Reviving from death while still in combat is not supposed to be easy or quick, in fact the game actively discourages it. That's why the downed state exists, that's why rallying exists, that's why enemies telegraph their biggest attacks. If you're defeated (as in "fully dead"), the game is forcing your allies to make an interesting on-the-fly decision between stopping their DPS and sitting stationary for 10–15 seconds to bring you back, or to focus their efforts on finishing the encounter.

In Topic: How is Guild Wars 2?

11 May 2016 - 01:46 PM

View PostOleron, on 18 April 2016 - 02:03 AM, said:

Also do I need to buy the expansion to obtain the full experience?

A free account limits you to the base game content. There is content exclusive to the expansion, and therefore I suppose a free account is not the full experience if I take the question literally. You can play everything that existed in the base game for free.

The biggest issue I can see for someone who wants to PvP is that many of the current popular PvP builds for many classes use the elite specializations, which are part of Heart of Thorns. I honestly don't PvP enough to be able to tell you if that will be a serious disadvantage or not. I think it's still worth a shot, given that it's free.

In Topic: Need Help with build X99 Plataform

05 April 2016 - 02:40 PM

View PostQuaker, on 04 April 2016 - 02:00 PM, said:

But, other than that, everything looks fine. I'm not sure (at this time) how the PCIe SSD affects the PCIe lanes in the x99 platform. The Z170 platform has enough PCIe lanes in the chipset to handle the SSD without affecting the lanes from the CPU.

The Haswell-E CPUs provide a ton of PCIe 3.0 lanes themselves (in the case of the i7-5820K, 28 lanes), but the X99 chipset provides the same PCIe connectivity as Z97 and earlier: still only eight PCIe 2.0 lanes.

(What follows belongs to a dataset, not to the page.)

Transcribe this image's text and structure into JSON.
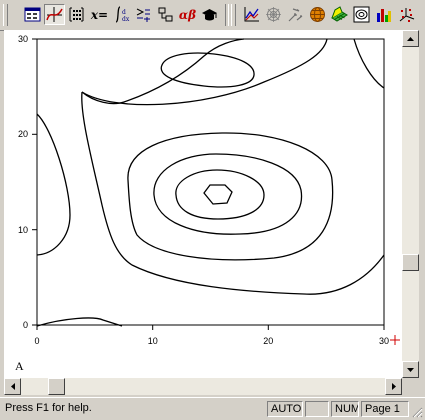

On a Z170 system, you've got only 16 PCIe 3.0 lanes coming from the CPU but 20(!) PCIe 3.0 lanes coming from the chipset. The latter are limited to the speed of the DMI 3.0 link, though, which I think means they are functionally limited to 4 lanes per device.

An i7-6700K is another good choice, but I think an i7-5820K is worth the marginal extra for this sort of workload. The CPU's 28 PCIe 3.0 lanes are enough for a single video card in 16x (or two in 8x/8x) and still leaves 12 lanes for up to three more PCIe devices in 4x mode without relying on the chipset. Hell, you could put in a third GTX 980 Ti and still have the 4 lanes needed for the SSD.

Edit: Rumors abound that we may see Broadwell-E, a new generation of high-end Intel CPUs, launch sometime this year. No official word, but it's something to be aware of.